Nigeria: Nigeria Records 210 New Cholera Infections, 10 Deaths

The report revealed that as of 27 August, Nigeria had recorded 84 suspected deaths, and 2,860 suspected cases across 25 states.

Nigeria has recorded 210 new suspected cases of Cholera infections and 10 ‘suspected’ deaths across eight states of the federation from 31 July to 27 August.

The Nigeria Centre for Disease Control (NCDC) disclosed this in its latest monthly situation report on Cholera, covering Epidemiological (EP) weeks 31 to 34.

The latest report shows that the suspected cases and deaths of Cholera in 2023 have decreased by 63 and 67 per cent respectively compared to what was reported at Epidemiological week 34 in 2022.

The report revealed that as of 27 August, Nigeria had recorded 84 suspected deaths and 2,860 suspected cases across 25 states, representing a Case Fatality Ratio (CFR) of 2.9 per cent.

Cumulatively, it shows that six states: Cross River (718 cases), Katsina (302 cases), Bayelsa (265 cases), Ebonyi (227 cases), Niger (136 cases) and Abia (118 cases) account for 62 per cent of the suspected cases in 2023.

Highlights

In the reporting month, the report shows that of the eight states that reported 210 suspected cases, Zamfara State in the North-west topped the infection chart with 190 cases, followed by Kano and Bayelsa with seven and five cases respectively.

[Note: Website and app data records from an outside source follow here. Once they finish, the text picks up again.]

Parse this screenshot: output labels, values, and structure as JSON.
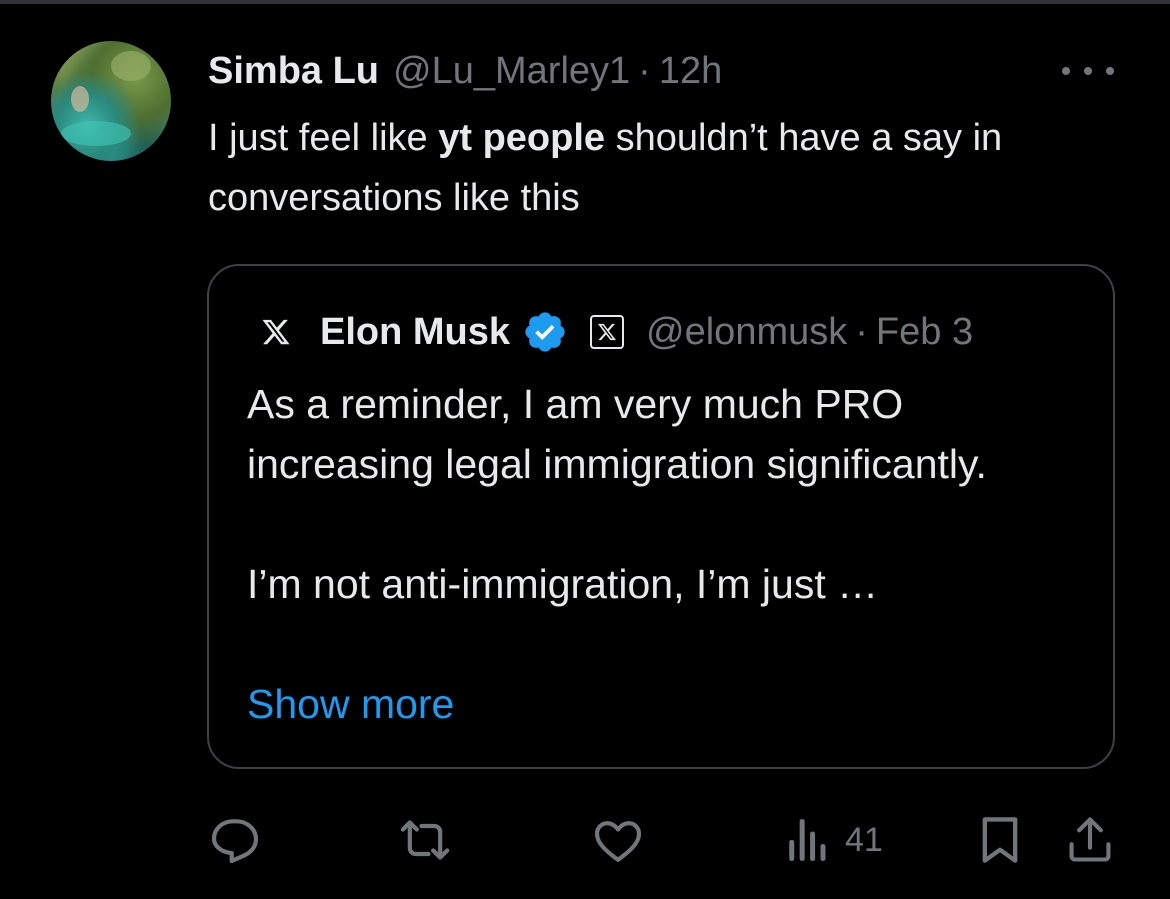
{
  "tweet": {
    "author_name": "Simba Lu",
    "handle": "@Lu_Marley1",
    "separator": "·",
    "time": "12h",
    "text_before": "I just feel like ",
    "text_bold": "yt people",
    "text_after": " shouldn’t have a say in conversations like this"
  },
  "quote": {
    "author_name": "Elon Musk",
    "handle": "@elonmusk",
    "separator": "·",
    "date": "Feb 3",
    "paragraph1": "As a reminder, I am very much PRO increasing legal immigration significantly.",
    "paragraph2": "I’m not anti-immigration, I’m just …",
    "show_more": "Show more"
  },
  "actions": {
    "views_count": "41"
  },
  "icons": {
    "reply": "reply-icon",
    "repost": "repost-icon",
    "like": "like-icon",
    "views": "views-icon",
    "bookmark": "bookmark-icon",
    "share": "share-icon",
    "more": "more-icon",
    "x_logo": "x-logo-icon",
    "verified": "verified-badge-icon"
  },
  "colors": {
    "background": "#000000",
    "text": "#e7e9ea",
    "muted": "#71767b",
    "link": "#1d9bf0",
    "verified": "#1d9bf0",
    "border": "#3e4144"
  }
}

Also, Bauchi, Niger and Borno states reported two cases each, followed by Gombe and Adamawa states with a single case each.

NCDC noted that 21 Cholera Rapid Diagnostic Test (RDT) were conducted with nine positive results (Zamfara – 8 and Bayelsa – 1) while 26 stool culture tests were conducted with three positive results.

It added that the national multi-sectoral Cholera TWG continues to monitor response across states.

Cholera

Cholera is an acute intestinal infection caused by the Vibrio cholera bacillus.

The disease spreads through contaminated food and water, reappearing periodically in countries like Nigeria where people are unable to secure access to clean drinking water and ensure adequate sanitation.

It is a preventable and treatable epidemic-prone disease. The number of cholera cases tends to increase with the outset of the rainy season.

The risk of death from cholera is higher when treatment is delayed. It is very important to visit a health facility if anyone has watery diarrhoea and vomiting symptoms.